____ Records

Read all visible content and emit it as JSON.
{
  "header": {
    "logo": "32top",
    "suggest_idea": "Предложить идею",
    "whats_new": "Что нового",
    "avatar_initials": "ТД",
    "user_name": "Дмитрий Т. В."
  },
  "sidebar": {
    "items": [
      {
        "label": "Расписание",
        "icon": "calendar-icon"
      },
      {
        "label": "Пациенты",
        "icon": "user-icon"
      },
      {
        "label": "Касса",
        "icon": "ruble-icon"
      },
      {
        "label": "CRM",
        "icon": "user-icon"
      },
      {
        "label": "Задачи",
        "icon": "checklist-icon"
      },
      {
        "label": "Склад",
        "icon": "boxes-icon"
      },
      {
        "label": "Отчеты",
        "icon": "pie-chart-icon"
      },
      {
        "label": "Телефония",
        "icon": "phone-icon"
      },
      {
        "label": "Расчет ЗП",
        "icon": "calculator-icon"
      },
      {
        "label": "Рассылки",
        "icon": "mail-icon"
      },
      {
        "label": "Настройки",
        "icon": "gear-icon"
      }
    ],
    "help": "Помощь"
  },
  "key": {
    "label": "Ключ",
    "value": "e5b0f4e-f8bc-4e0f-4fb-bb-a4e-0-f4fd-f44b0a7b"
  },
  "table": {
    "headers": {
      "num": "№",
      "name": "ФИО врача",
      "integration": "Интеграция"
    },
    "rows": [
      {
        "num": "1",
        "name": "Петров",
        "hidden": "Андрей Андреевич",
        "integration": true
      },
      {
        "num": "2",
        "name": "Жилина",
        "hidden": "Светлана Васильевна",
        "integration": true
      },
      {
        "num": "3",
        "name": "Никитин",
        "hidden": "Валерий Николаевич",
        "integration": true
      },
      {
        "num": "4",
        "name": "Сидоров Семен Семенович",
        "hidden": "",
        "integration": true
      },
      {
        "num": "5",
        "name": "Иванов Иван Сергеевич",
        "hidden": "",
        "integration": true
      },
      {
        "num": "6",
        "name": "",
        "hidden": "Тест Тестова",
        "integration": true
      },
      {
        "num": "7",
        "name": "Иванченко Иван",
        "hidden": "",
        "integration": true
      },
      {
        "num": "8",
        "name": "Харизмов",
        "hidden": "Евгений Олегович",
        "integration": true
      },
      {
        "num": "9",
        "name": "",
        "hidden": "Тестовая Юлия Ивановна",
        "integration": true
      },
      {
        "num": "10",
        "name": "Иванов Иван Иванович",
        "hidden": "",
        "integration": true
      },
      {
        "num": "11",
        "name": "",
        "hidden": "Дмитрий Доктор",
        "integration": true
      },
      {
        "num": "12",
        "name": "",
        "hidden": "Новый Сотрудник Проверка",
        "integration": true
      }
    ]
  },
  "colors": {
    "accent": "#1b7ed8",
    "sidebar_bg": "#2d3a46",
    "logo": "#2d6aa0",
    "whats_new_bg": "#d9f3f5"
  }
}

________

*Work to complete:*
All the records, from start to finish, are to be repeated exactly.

*Response to the exercise:*
Read all visible content and emit it as JSON.
{
  "header": {
    "logo": "32top",
    "suggest_idea": "Предложить идею",
    "whats_new": "Что нового",
    "avatar_initials": "ТД",
    "user_name": "Дмитрий Т. В."
  },
  "sidebar": {
    "items": [
      {
        "label": "Расписание",
        "icon": "calendar-icon"
      },
      {
        "label": "Пациенты",
        "icon": "user-icon"
      },
      {
        "label": "Касса",
        "icon": "ruble-icon"
      },
      {
        "label": "CRM",
        "icon": "user-icon"
      },
      {
        "label": "Задачи",
        "icon": "checklist-icon"
      },
      {
        "label": "Склад",
        "icon": "boxes-icon"
      },
      {
        "label": "Отчеты",
        "icon": "pie-chart-icon"
      },
      {
        "label": "Телефония",
        "icon": "phone-icon"
      },
      {
        "label": "Расчет ЗП",
        "icon": "calculator-icon"
      },
      {
        "label": "Рассылки",
        "icon": "mail-icon"
      },
      {
        "label": "Настройки",
        "icon": "gear-icon"
      }
    ],
    "help": "Помощь"
  },
  "key": {
    "label": "Ключ",
    "value": "e5b0f4e-f8bc-4e0f-4fb-bb-a4e-0-f4fd-f44b0a7b"
  },
  "table": {
    "headers": {
      "num": "№",
      "name": "ФИО врача",
      "integration": "Интеграция"
    },
    "rows": [
      {
        "num": "1",
        "name": "Петров",
        "hidden": "Андрей Андреевич",
        "integration": true
      },
      {
        "num": "2",
        "name": "Жилина",
        "hidden": "Светлана Васильевна",
        "integration": true
      },
      {
        "num": "3",
        "name": "Никитин",
        "hidden": "Валерий Николаевич",
        "integration": true
      },
      {
        "num": "4",
        "name": "Сидоров Семен Семенович",
        "hidden": "",
        "integration": true
      },
      {
        "num": "5",
        "name": "Иванов Иван Сергеевич",
        "hidden": "",
        "integration": true
      },
      {
        "num": "6",
        "name": "",
        "hidden": "Тест Тестова",
        "integration": true
      },
      {
        "num": "7",
        "name": "Иванченко Иван",
        "hidden": "",
        "integration": true
      },
      {
        "num": "8",
        "name": "Харизмов",
        "hidden": "Евгений Олегович",
        "integration": true
      },
      {
        "num": "9",
        "name": "",
        "hidden": "Тестовая Юлия Ивановна",
        "integration": true
      },
      {
        "num": "10",
        "name": "Иванов Иван Иванович",
        "hidden": "",
        "integration": true
      },
      {
        "num": "11",
        "name": "",
        "hidden": "Дмитрий Доктор",
        "integration": true
      },
      {
        "num": "12",
        "name": "",
        "hidden": "Новый Сотрудник Проверка",
        "integration": true
      }
    ]
  },
  "colors": {
    "accent": "#1b7ed8",
    "sidebar_bg": "#2d3a46",
    "logo": "#2d6aa0",
    "whats_new_bg": "#d9f3f5"
  }
}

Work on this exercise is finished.